- Requirement -
Word for word, output the data, with none of its pictures.

- Exercise data -

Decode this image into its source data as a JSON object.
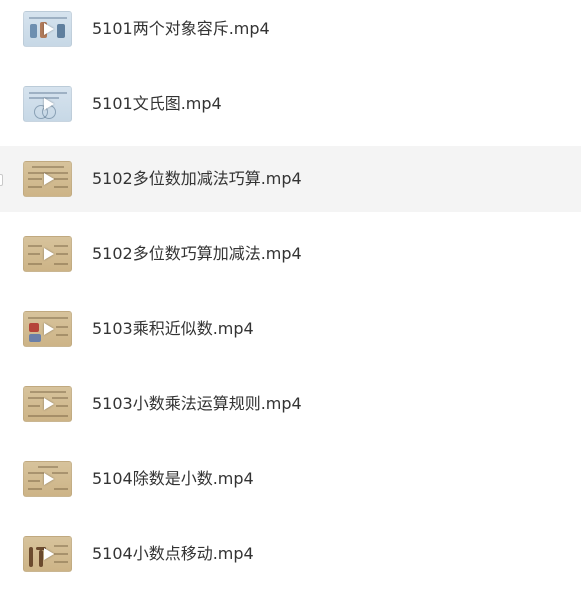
{
  "files": [
    {
      "name": "5101两个对象容斥.mp4",
      "thumb_style": "blue",
      "icon": "play-icon"
    },
    {
      "name": "5101文氏图.mp4",
      "thumb_style": "blue",
      "icon": "play-icon"
    },
    {
      "name": "5102多位数加减法巧算.mp4",
      "thumb_style": "tan",
      "icon": "play-icon",
      "selected": true
    },
    {
      "name": "5102多位数巧算加减法.mp4",
      "thumb_style": "tan",
      "icon": "play-icon"
    },
    {
      "name": "5103乘积近似数.mp4",
      "thumb_style": "tan",
      "icon": "play-icon"
    },
    {
      "name": "5103小数乘法运算规则.mp4",
      "thumb_style": "tan",
      "icon": "play-icon"
    },
    {
      "name": "5104除数是小数.mp4",
      "thumb_style": "tan",
      "icon": "play-icon"
    },
    {
      "name": "5104小数点移动.mp4",
      "thumb_style": "tan",
      "icon": "play-icon"
    }
  ],
  "colors": {
    "selected_row_bg": "#f4f4f4",
    "text": "#333333",
    "thumb_blue": "#d6e3ee",
    "thumb_tan": "#d7c39c"
  }
}
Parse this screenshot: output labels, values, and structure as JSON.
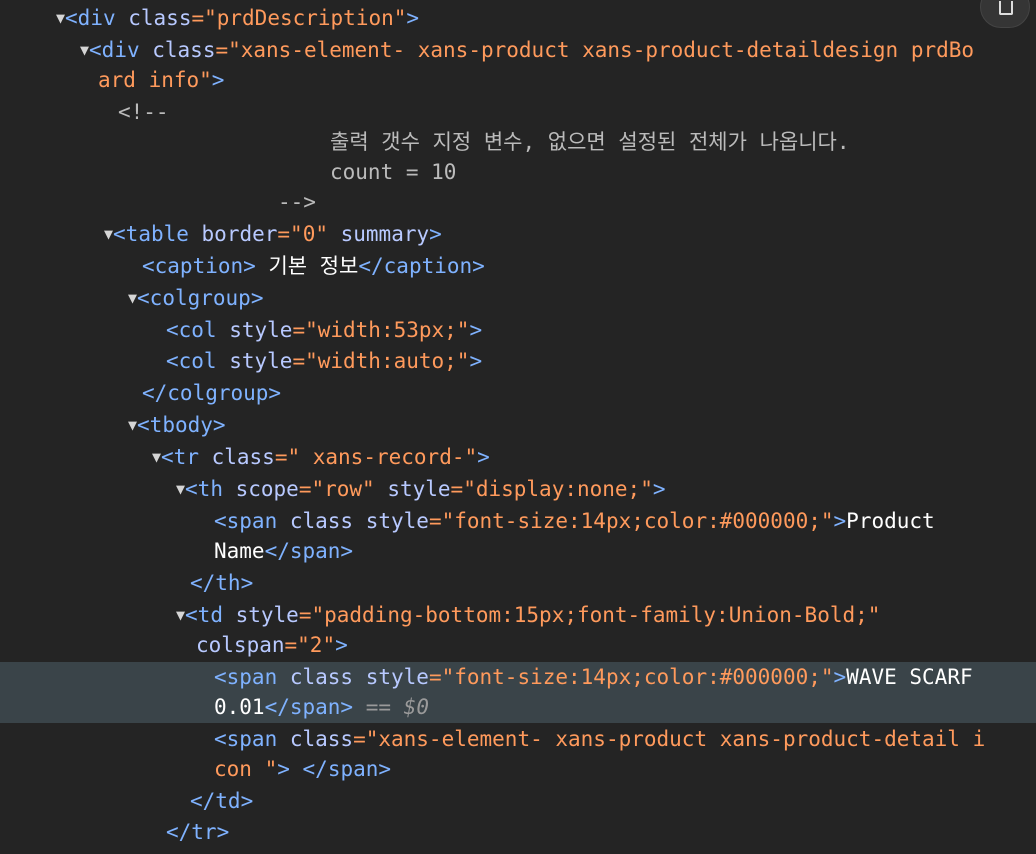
{
  "toggle_icon": "disclosure-triangle-icon",
  "lines": {
    "l1": {
      "tag_open": "<div",
      "a1": " class",
      "v1": "=\"prdDescription\"",
      "close": ">"
    },
    "l2": {
      "tag_open": "<div",
      "a1": " class",
      "v1": "=\"xans-element- xans-product xans-product-detaildesign prdBo"
    },
    "l3": {
      "v1": "ard info\"",
      "close": ">"
    },
    "l4": {
      "text": "<!--"
    },
    "l5": {
      "text": "출력 갯수 지정 변수, 없으면 설정된 전체가 나옵니다."
    },
    "l6": {
      "text": "count = 10"
    },
    "l7": {
      "text": "-->"
    },
    "l8": {
      "tag_open": "<table",
      "a1": " border",
      "v1": "=\"0\"",
      "a2": " summary",
      "close": ">"
    },
    "l9": {
      "tag_open": "<caption>",
      "text": " 기본 정보",
      "tag_close": "</caption>"
    },
    "l10": {
      "tag_open": "<colgroup>"
    },
    "l11": {
      "tag_open": "<col",
      "a1": " style",
      "v1": "=\"width:53px;\"",
      "close": ">"
    },
    "l12": {
      "tag_open": "<col",
      "a1": " style",
      "v1": "=\"width:auto;\"",
      "close": ">"
    },
    "l13": {
      "tag_close": "</colgroup>"
    },
    "l14": {
      "tag_open": "<tbody>"
    },
    "l15": {
      "tag_open": "<tr",
      "a1": " class",
      "v1": "=\" xans-record-\"",
      "close": ">"
    },
    "l16": {
      "tag_open": "<th",
      "a1": " scope",
      "v1": "=\"row\"",
      "a2": " style",
      "v2": "=\"display:none;\"",
      "close": ">"
    },
    "l17": {
      "tag_open": "<span",
      "a1": " class",
      "a2": " style",
      "v2": "=\"font-size:14px;color:#000000;\"",
      "close": ">",
      "text": "Product"
    },
    "l18": {
      "text": "Name",
      "tag_close": "</span>"
    },
    "l19": {
      "tag_close": "</th>"
    },
    "l20": {
      "tag_open": "<td",
      "a1": " style",
      "v1": "=\"padding-bottom:15px;font-family:Union-Bold;\""
    },
    "l21": {
      "a1": "colspan",
      "v1": "=\"2\"",
      "close": ">"
    },
    "l22": {
      "tag_open": "<span",
      "a1": " class",
      "a2": " style",
      "v2": "=\"font-size:14px;color:#000000;\"",
      "close": ">",
      "text": "WAVE SCARF"
    },
    "l23": {
      "text": "0.01",
      "tag_close": "</span>",
      "eq": " == ",
      "ref": "$0"
    },
    "l24": {
      "tag_open": "<span",
      "a1": " class",
      "v1": "=\"xans-element- xans-product xans-product-detail i"
    },
    "l25": {
      "v1": "con \"",
      "close": ">",
      "text": " ",
      "tag_close": "</span>"
    },
    "l26": {
      "tag_close": "</td>"
    },
    "l27": {
      "tag_close": "</tr>"
    }
  }
}
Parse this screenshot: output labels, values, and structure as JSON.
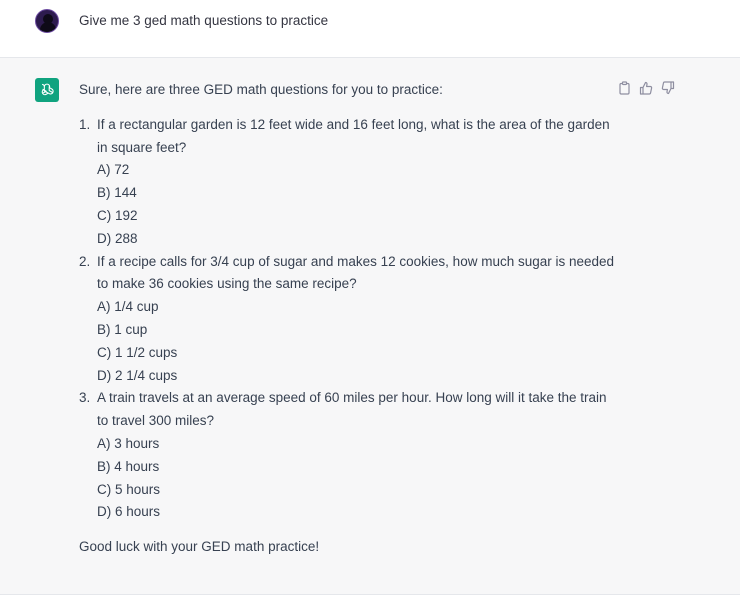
{
  "user_message": {
    "text": "Give me 3 ged math questions to practice"
  },
  "assistant_message": {
    "intro": "Sure, here are three GED math questions for you to practice:",
    "questions": [
      {
        "number": "1.",
        "text": "If a rectangular garden is 12 feet wide and 16 feet long, what is the area of the garden in square feet?",
        "options": [
          "A) 72",
          "B) 144",
          "C) 192",
          "D) 288"
        ]
      },
      {
        "number": "2.",
        "text": "If a recipe calls for 3/4 cup of sugar and makes 12 cookies, how much sugar is needed to make 36 cookies using the same recipe?",
        "options": [
          "A) 1/4 cup",
          "B) 1 cup",
          "C) 1 1/2 cups",
          "D) 2 1/4 cups"
        ]
      },
      {
        "number": "3.",
        "text": "A train travels at an average speed of 60 miles per hour. How long will it take the train to travel 300 miles?",
        "options": [
          "A) 3 hours",
          "B) 4 hours",
          "C) 5 hours",
          "D) 6 hours"
        ]
      }
    ],
    "outro": "Good luck with your GED math practice!"
  },
  "icons": {
    "user_avatar": "user-avatar-icon",
    "bot_avatar": "openai-logo-icon",
    "copy": "clipboard-icon",
    "thumbs_up": "thumbs-up-icon",
    "thumbs_down": "thumbs-down-icon"
  },
  "colors": {
    "bot_avatar_bg": "#10a37f",
    "assistant_bg": "#f7f7f8",
    "text": "#374151"
  }
}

- Solution -
Decode this image into its source data as a JSON object.
{
  "files": [
    {
      "name": "5101两个对象容斥.mp4",
      "thumb_style": "blue",
      "icon": "play-icon"
    },
    {
      "name": "5101文氏图.mp4",
      "thumb_style": "blue",
      "icon": "play-icon"
    },
    {
      "name": "5102多位数加减法巧算.mp4",
      "thumb_style": "tan",
      "icon": "play-icon",
      "selected": true
    },
    {
      "name": "5102多位数巧算加减法.mp4",
      "thumb_style": "tan",
      "icon": "play-icon"
    },
    {
      "name": "5103乘积近似数.mp4",
      "thumb_style": "tan",
      "icon": "play-icon"
    },
    {
      "name": "5103小数乘法运算规则.mp4",
      "thumb_style": "tan",
      "icon": "play-icon"
    },
    {
      "name": "5104除数是小数.mp4",
      "thumb_style": "tan",
      "icon": "play-icon"
    },
    {
      "name": "5104小数点移动.mp4",
      "thumb_style": "tan",
      "icon": "play-icon"
    }
  ],
  "colors": {
    "selected_row_bg": "#f4f4f4",
    "text": "#333333",
    "thumb_blue": "#d6e3ee",
    "thumb_tan": "#d7c39c"
  }
}
Parse this screenshot: output labels, values, and structure as JSON.
{
  "toggle_icon": "disclosure-triangle-icon",
  "lines": {
    "l1": {
      "tag_open": "<div",
      "a1": " class",
      "v1": "=\"prdDescription\"",
      "close": ">"
    },
    "l2": {
      "tag_open": "<div",
      "a1": " class",
      "v1": "=\"xans-element- xans-product xans-product-detaildesign prdBo"
    },
    "l3": {
      "v1": "ard info\"",
      "close": ">"
    },
    "l4": {
      "text": "<!--"
    },
    "l5": {
      "text": "출력 갯수 지정 변수, 없으면 설정된 전체가 나옵니다."
    },
    "l6": {
      "text": "count = 10"
    },
    "l7": {
      "text": "-->"
    },
    "l8": {
      "tag_open": "<table",
      "a1": " border",
      "v1": "=\"0\"",
      "a2": " summary",
      "close": ">"
    },
    "l9": {
      "tag_open": "<caption>",
      "text": " 기본 정보",
      "tag_close": "</caption>"
    },
    "l10": {
      "tag_open": "<colgroup>"
    },
    "l11": {
      "tag_open": "<col",
      "a1": " style",
      "v1": "=\"width:53px;\"",
      "close": ">"
    },
    "l12": {
      "tag_open": "<col",
      "a1": " style",
      "v1": "=\"width:auto;\"",
      "close": ">"
    },
    "l13": {
      "tag_close": "</colgroup>"
    },
    "l14": {
      "tag_open": "<tbody>"
    },
    "l15": {
      "tag_open": "<tr",
      "a1": " class",
      "v1": "=\" xans-record-\"",
      "close": ">"
    },
    "l16": {
      "tag_open": "<th",
      "a1": " scope",
      "v1": "=\"row\"",
      "a2": " style",
      "v2": "=\"display:none;\"",
      "close": ">"
    },
    "l17": {
      "tag_open": "<span",
      "a1": " class",
      "a2": " style",
      "v2": "=\"font-size:14px;color:#000000;\"",
      "close": ">",
      "text": "Product"
    },
    "l18": {
      "text": "Name",
      "tag_close": "</span>"
    },
    "l19": {
      "tag_close": "</th>"
    },
    "l20": {
      "tag_open": "<td",
      "a1": " style",
      "v1": "=\"padding-bottom:15px;font-family:Union-Bold;\""
    },
    "l21": {
      "a1": "colspan",
      "v1": "=\"2\"",
      "close": ">"
    },
    "l22": {
      "tag_open": "<span",
      "a1": " class",
      "a2": " style",
      "v2": "=\"font-size:14px;color:#000000;\"",
      "close": ">",
      "text": "WAVE SCARF"
    },
    "l23": {
      "text": "0.01",
      "tag_close": "</span>",
      "eq": " == ",
      "ref": "$0"
    },
    "l24": {
      "tag_open": "<span",
      "a1": " class",
      "v1": "=\"xans-element- xans-product xans-product-detail i"
    },
    "l25": {
      "v1": "con \"",
      "close": ">",
      "text": " ",
      "tag_close": "</span>"
    },
    "l26": {
      "tag_close": "</td>"
    },
    "l27": {
      "tag_close": "</tr>"
    }
  }
}
Parse this screenshot: output labels, values, and structure as JSON.
{
  "user_message": {
    "text": "Give me 3 ged math questions to practice"
  },
  "assistant_message": {
    "intro": "Sure, here are three GED math questions for you to practice:",
    "questions": [
      {
        "number": "1.",
        "text": "If a rectangular garden is 12 feet wide and 16 feet long, what is the area of the garden in square feet?",
        "options": [
          "A) 72",
          "B) 144",
          "C) 192",
          "D) 288"
        ]
      },
      {
        "number": "2.",
        "text": "If a recipe calls for 3/4 cup of sugar and makes 12 cookies, how much sugar is needed to make 36 cookies using the same recipe?",
        "options": [
          "A) 1/4 cup",
          "B) 1 cup",
          "C) 1 1/2 cups",
          "D) 2 1/4 cups"
        ]
      },
      {
        "number": "3.",
        "text": "A train travels at an average speed of 60 miles per hour. How long will it take the train to travel 300 miles?",
        "options": [
          "A) 3 hours",
          "B) 4 hours",
          "C) 5 hours",
          "D) 6 hours"
        ]
      }
    ],
    "outro": "Good luck with your GED math practice!"
  },
  "icons": {
    "user_avatar": "user-avatar-icon",
    "bot_avatar": "openai-logo-icon",
    "copy": "clipboard-icon",
    "thumbs_up": "thumbs-up-icon",
    "thumbs_down": "thumbs-down-icon"
  },
  "colors": {
    "bot_avatar_bg": "#10a37f",
    "assistant_bg": "#f7f7f8",
    "text": "#374151"
  }
}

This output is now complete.